Directions for this task:
Whenever a line of the entries below holds the string "Change", copy that line and return it.

--- The records ---

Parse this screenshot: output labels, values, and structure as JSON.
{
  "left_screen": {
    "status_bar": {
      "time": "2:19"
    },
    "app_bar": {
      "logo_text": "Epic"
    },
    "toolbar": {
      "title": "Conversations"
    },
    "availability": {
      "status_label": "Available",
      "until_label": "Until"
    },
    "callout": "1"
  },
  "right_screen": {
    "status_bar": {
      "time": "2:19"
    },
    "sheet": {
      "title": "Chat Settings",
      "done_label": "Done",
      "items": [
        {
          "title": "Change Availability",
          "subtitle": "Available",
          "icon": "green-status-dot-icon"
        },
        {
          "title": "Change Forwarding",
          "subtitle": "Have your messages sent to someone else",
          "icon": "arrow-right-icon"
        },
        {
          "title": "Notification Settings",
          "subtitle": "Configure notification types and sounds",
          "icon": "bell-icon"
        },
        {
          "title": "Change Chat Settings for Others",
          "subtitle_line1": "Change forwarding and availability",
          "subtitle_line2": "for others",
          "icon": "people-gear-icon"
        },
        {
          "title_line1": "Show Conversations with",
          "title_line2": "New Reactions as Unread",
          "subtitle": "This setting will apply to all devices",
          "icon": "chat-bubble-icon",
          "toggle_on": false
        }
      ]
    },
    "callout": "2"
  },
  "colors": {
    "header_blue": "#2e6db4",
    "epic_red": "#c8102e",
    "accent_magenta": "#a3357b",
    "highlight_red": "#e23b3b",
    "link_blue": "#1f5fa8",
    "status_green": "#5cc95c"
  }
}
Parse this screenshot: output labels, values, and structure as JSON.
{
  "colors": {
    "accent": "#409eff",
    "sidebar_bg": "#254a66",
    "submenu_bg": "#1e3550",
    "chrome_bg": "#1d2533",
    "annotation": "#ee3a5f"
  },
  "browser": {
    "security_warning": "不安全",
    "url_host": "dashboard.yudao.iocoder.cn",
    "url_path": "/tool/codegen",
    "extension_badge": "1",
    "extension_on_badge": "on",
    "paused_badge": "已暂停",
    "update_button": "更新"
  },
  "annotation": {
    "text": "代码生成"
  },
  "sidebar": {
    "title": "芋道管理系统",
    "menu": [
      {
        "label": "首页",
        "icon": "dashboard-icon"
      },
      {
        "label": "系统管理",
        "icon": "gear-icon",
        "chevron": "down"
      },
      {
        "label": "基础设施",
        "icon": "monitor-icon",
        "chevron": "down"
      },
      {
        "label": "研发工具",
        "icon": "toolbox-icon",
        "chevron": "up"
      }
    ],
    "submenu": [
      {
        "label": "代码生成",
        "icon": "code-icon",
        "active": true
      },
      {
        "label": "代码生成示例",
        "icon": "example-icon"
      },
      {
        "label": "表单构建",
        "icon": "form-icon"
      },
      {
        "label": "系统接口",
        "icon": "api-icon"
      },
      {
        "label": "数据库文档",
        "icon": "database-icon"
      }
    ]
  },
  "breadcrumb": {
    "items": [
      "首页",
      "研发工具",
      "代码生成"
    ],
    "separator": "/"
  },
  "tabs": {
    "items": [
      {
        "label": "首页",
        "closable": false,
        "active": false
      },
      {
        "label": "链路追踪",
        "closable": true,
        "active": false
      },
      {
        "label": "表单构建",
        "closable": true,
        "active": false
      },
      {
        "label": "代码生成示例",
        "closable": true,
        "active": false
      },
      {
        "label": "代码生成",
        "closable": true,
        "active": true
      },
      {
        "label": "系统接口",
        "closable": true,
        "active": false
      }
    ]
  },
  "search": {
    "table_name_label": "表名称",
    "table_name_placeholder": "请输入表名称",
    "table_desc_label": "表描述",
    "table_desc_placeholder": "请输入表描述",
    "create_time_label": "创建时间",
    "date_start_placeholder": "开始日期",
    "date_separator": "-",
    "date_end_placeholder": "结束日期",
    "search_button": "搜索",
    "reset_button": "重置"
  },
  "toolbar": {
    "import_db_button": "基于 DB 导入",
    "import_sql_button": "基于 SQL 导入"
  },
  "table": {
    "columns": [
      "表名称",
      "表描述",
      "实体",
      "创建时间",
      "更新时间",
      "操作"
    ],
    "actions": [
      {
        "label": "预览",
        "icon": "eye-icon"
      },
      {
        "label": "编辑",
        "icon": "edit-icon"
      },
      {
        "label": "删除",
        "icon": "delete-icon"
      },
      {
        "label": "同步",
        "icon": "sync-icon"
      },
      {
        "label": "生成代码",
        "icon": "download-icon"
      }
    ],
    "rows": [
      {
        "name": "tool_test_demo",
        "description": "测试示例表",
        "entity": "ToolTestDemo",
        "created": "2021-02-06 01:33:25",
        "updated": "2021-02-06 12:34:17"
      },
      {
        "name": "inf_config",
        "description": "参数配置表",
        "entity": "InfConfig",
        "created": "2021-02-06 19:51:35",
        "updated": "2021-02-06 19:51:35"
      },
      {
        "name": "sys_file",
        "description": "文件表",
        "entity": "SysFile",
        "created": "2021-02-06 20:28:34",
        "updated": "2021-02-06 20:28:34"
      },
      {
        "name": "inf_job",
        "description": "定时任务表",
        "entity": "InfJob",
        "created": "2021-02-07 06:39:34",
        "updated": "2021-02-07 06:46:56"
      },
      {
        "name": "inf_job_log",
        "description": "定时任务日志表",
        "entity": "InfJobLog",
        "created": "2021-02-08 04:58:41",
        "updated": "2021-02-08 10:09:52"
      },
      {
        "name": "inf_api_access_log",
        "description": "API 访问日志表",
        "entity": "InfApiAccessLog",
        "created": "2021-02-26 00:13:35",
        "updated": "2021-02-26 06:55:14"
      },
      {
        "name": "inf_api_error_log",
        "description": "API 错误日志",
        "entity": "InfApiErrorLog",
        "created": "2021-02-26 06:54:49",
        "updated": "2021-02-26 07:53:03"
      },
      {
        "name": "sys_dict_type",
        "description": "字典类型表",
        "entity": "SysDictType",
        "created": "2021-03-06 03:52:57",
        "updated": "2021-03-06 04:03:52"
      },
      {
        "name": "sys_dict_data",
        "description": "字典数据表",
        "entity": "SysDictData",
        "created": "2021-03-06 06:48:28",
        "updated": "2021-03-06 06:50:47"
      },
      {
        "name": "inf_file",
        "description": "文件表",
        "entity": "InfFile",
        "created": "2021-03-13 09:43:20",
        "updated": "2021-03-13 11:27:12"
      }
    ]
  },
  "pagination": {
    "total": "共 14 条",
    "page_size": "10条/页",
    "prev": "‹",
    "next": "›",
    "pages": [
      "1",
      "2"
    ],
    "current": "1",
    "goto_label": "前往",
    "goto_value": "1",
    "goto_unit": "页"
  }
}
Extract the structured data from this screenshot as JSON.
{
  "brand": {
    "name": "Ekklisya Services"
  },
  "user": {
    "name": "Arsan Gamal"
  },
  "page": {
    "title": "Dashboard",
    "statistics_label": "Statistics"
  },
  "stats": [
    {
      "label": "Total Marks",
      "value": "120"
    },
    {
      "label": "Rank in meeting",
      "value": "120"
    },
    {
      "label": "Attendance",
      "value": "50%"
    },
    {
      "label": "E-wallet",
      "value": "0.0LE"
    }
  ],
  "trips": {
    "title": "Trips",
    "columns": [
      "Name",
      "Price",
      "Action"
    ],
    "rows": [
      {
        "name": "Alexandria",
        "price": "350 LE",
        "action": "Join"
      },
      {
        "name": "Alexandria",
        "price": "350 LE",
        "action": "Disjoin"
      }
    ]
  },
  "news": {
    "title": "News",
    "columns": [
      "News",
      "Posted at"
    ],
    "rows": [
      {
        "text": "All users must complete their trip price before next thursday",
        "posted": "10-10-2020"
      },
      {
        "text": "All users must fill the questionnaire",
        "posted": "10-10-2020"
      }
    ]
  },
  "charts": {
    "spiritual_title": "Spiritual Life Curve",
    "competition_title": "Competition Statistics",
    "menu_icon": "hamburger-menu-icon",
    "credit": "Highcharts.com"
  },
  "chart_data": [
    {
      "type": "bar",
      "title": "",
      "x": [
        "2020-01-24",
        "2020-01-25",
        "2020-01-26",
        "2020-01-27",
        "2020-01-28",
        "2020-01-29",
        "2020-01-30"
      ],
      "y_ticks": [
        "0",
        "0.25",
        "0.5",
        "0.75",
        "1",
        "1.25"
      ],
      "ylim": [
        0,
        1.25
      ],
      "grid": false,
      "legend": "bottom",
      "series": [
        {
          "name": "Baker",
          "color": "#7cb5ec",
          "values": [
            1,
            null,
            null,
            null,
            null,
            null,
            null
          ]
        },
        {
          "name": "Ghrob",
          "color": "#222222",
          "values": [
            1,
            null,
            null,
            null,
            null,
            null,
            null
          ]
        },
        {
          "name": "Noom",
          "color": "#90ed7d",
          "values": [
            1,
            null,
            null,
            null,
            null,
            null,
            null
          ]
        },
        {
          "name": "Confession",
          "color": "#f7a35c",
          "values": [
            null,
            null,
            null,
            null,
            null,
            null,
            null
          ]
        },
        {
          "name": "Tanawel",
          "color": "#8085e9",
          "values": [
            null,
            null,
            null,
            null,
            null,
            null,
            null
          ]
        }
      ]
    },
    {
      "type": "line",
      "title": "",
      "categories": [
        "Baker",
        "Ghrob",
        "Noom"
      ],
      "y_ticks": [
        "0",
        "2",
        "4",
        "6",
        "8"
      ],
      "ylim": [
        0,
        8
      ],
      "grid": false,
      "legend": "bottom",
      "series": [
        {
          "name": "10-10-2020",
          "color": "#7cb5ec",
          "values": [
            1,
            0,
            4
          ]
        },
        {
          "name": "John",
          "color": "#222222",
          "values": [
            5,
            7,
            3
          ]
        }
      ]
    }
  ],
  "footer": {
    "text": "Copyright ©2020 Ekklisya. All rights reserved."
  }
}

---

Output for this task:
          "title": "Change Availability",
          "title": "Change Forwarding",
          "title": "Change Chat Settings for Others",
          "subtitle_line1": "Change forwarding and availability",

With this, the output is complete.